Set down the data below in full and exactly, minus the pictures.

--------

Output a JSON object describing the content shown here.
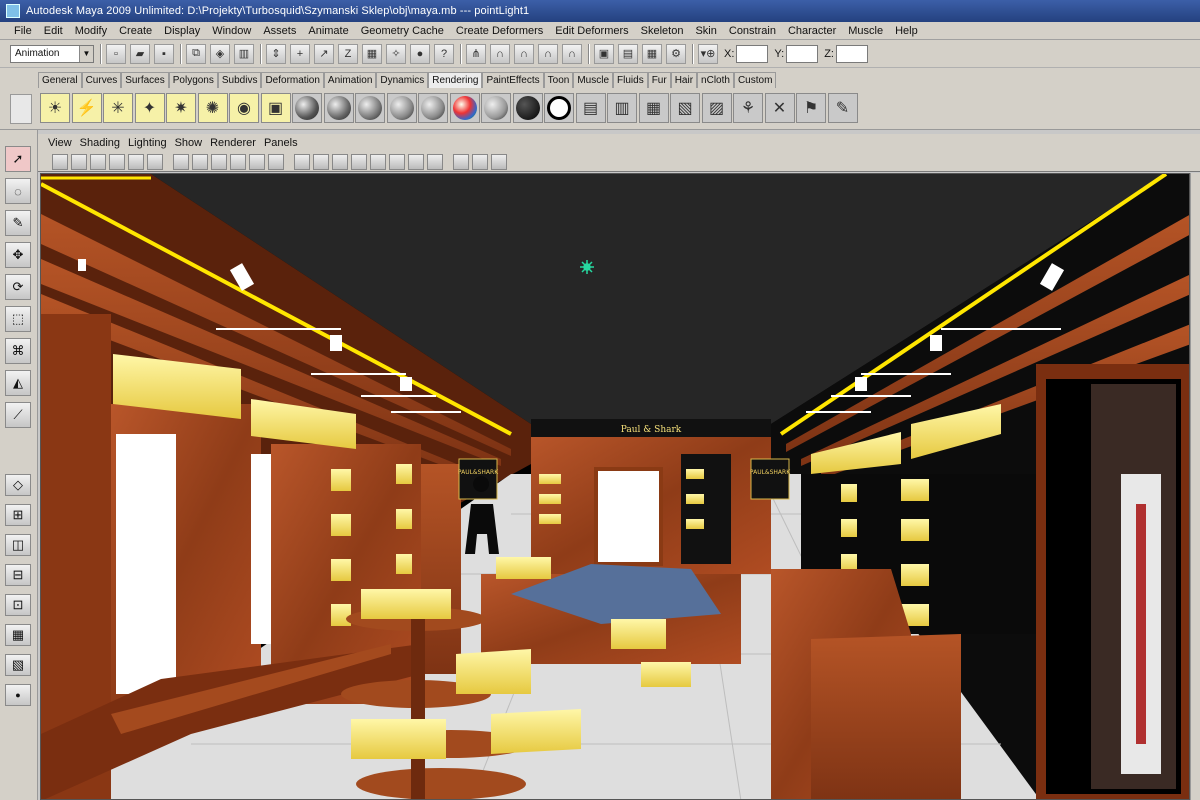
{
  "window": {
    "title": "Autodesk Maya 2009 Unlimited: D:\\Projekty\\Turbosquid\\Szymanski Sklep\\obj\\maya.mb   ---   pointLight1"
  },
  "menubar": {
    "items": [
      "File",
      "Edit",
      "Modify",
      "Create",
      "Display",
      "Window",
      "Assets",
      "Animate",
      "Geometry Cache",
      "Create Deformers",
      "Edit Deformers",
      "Skeleton",
      "Skin",
      "Constrain",
      "Character",
      "Muscle",
      "Help"
    ]
  },
  "statusline": {
    "mode": "Animation",
    "x_label": "X:",
    "y_label": "Y:",
    "z_label": "Z:",
    "x_value": "",
    "y_value": "",
    "z_value": ""
  },
  "shelf": {
    "tabs": [
      "General",
      "Curves",
      "Surfaces",
      "Polygons",
      "Subdivs",
      "Deformation",
      "Animation",
      "Dynamics",
      "Rendering",
      "PaintEffects",
      "Toon",
      "Muscle",
      "Fluids",
      "Fur",
      "Hair",
      "nCloth",
      "Custom"
    ],
    "active_tab": "Rendering",
    "icons": [
      "ambient-light-icon",
      "directional-light-icon",
      "point-light-icon",
      "spot-light-icon",
      "area-light-icon",
      "volume-light-icon",
      "camera-icon",
      "image-plane-icon",
      "blinn-material-icon",
      "lambert-material-icon",
      "phong-material-icon",
      "phonge-material-icon",
      "layered-shader-icon",
      "ramp-shader-icon",
      "surface-shader-icon",
      "use-background-icon",
      "shading-map-icon",
      "render-icon",
      "ipr-render-icon",
      "render-settings-icon",
      "hypershade-icon",
      "render-view-icon",
      "make-link-icon",
      "break-link-icon",
      "render-layer-icon",
      "paint-icon"
    ]
  },
  "panel": {
    "menu": [
      "View",
      "Shading",
      "Lighting",
      "Show",
      "Renderer",
      "Panels"
    ]
  },
  "viewport": {
    "sign_text": "Paul & Shark",
    "emblem_text": "PAUL&SHARK"
  },
  "colors": {
    "title_bar": "#2c4a8c",
    "chrome": "#d4d0c8",
    "ceiling": "#262626",
    "wood": "#a4461c",
    "shelf_highlight": "#f4e97a",
    "yellow_strip": "#ffe600",
    "floor": "#e2e2e2",
    "point_light": "#26d9a0"
  }
}
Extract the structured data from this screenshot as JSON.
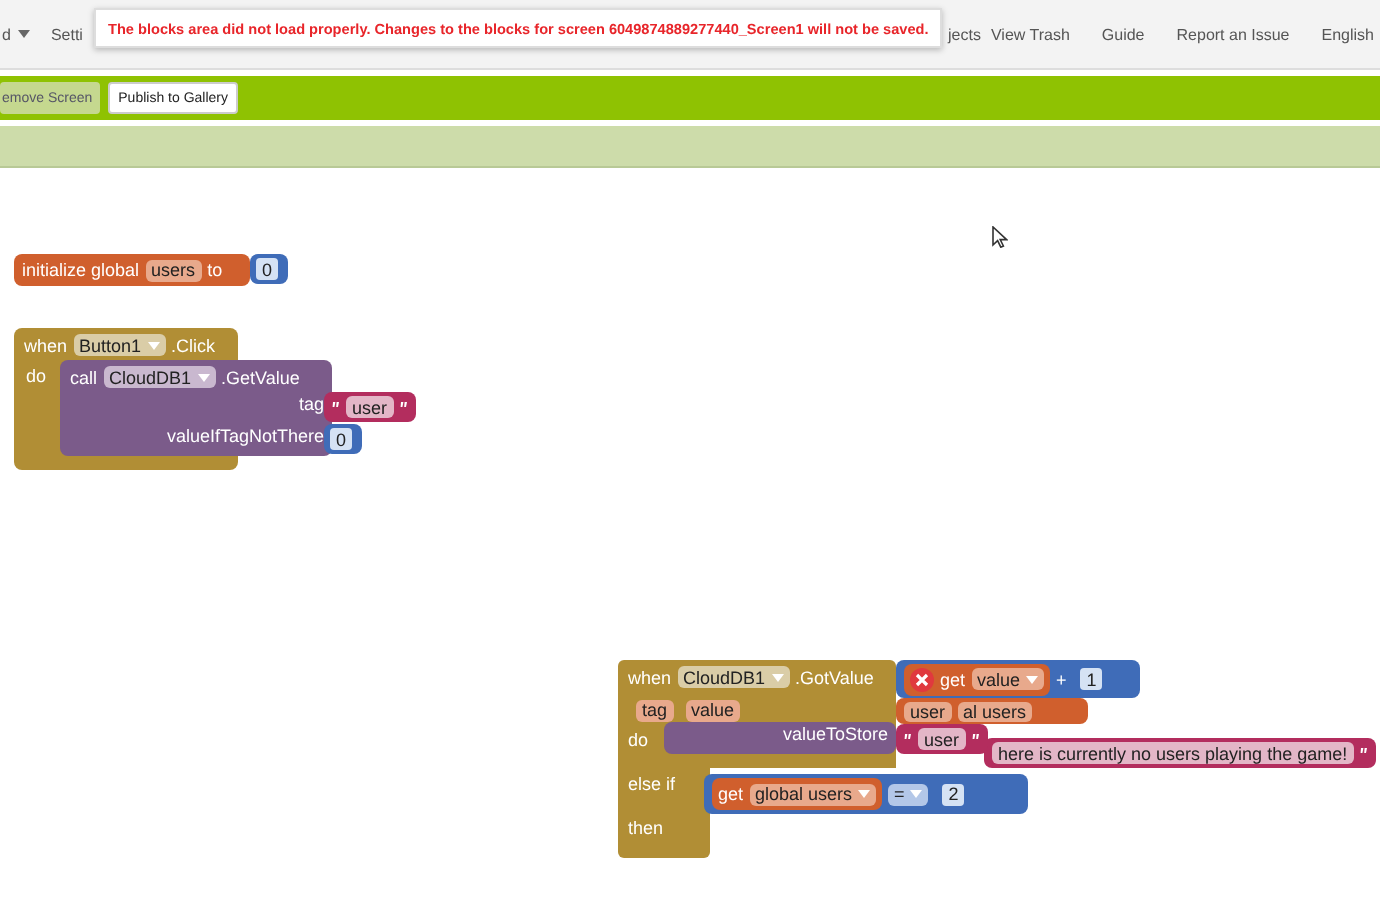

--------

[Task answer]:
Output a JSON object describing the content shown here.
{
  "window": {
    "title": "Autodesk Maya 2009 Unlimited: D:\\Projekty\\Turbosquid\\Szymanski Sklep\\obj\\maya.mb   ---   pointLight1"
  },
  "menubar": {
    "items": [
      "File",
      "Edit",
      "Modify",
      "Create",
      "Display",
      "Window",
      "Assets",
      "Animate",
      "Geometry Cache",
      "Create Deformers",
      "Edit Deformers",
      "Skeleton",
      "Skin",
      "Constrain",
      "Character",
      "Muscle",
      "Help"
    ]
  },
  "statusline": {
    "mode": "Animation",
    "x_label": "X:",
    "y_label": "Y:",
    "z_label": "Z:",
    "x_value": "",
    "y_value": "",
    "z_value": ""
  },
  "shelf": {
    "tabs": [
      "General",
      "Curves",
      "Surfaces",
      "Polygons",
      "Subdivs",
      "Deformation",
      "Animation",
      "Dynamics",
      "Rendering",
      "PaintEffects",
      "Toon",
      "Muscle",
      "Fluids",
      "Fur",
      "Hair",
      "nCloth",
      "Custom"
    ],
    "active_tab": "Rendering",
    "icons": [
      "ambient-light-icon",
      "directional-light-icon",
      "point-light-icon",
      "spot-light-icon",
      "area-light-icon",
      "volume-light-icon",
      "camera-icon",
      "image-plane-icon",
      "blinn-material-icon",
      "lambert-material-icon",
      "phong-material-icon",
      "phonge-material-icon",
      "layered-shader-icon",
      "ramp-shader-icon",
      "surface-shader-icon",
      "use-background-icon",
      "shading-map-icon",
      "render-icon",
      "ipr-render-icon",
      "render-settings-icon",
      "hypershade-icon",
      "render-view-icon",
      "make-link-icon",
      "break-link-icon",
      "render-layer-icon",
      "paint-icon"
    ]
  },
  "panel": {
    "menu": [
      "View",
      "Shading",
      "Lighting",
      "Show",
      "Renderer",
      "Panels"
    ]
  },
  "viewport": {
    "sign_text": "Paul & Shark",
    "emblem_text": "PAUL&SHARK"
  },
  "colors": {
    "title_bar": "#2c4a8c",
    "chrome": "#d4d0c8",
    "ceiling": "#262626",
    "wood": "#a4461c",
    "shelf_highlight": "#f4e97a",
    "yellow_strip": "#ffe600",
    "floor": "#e2e2e2",
    "point_light": "#26d9a0"
  }
}
Extract the structured data from this screenshot as JSON.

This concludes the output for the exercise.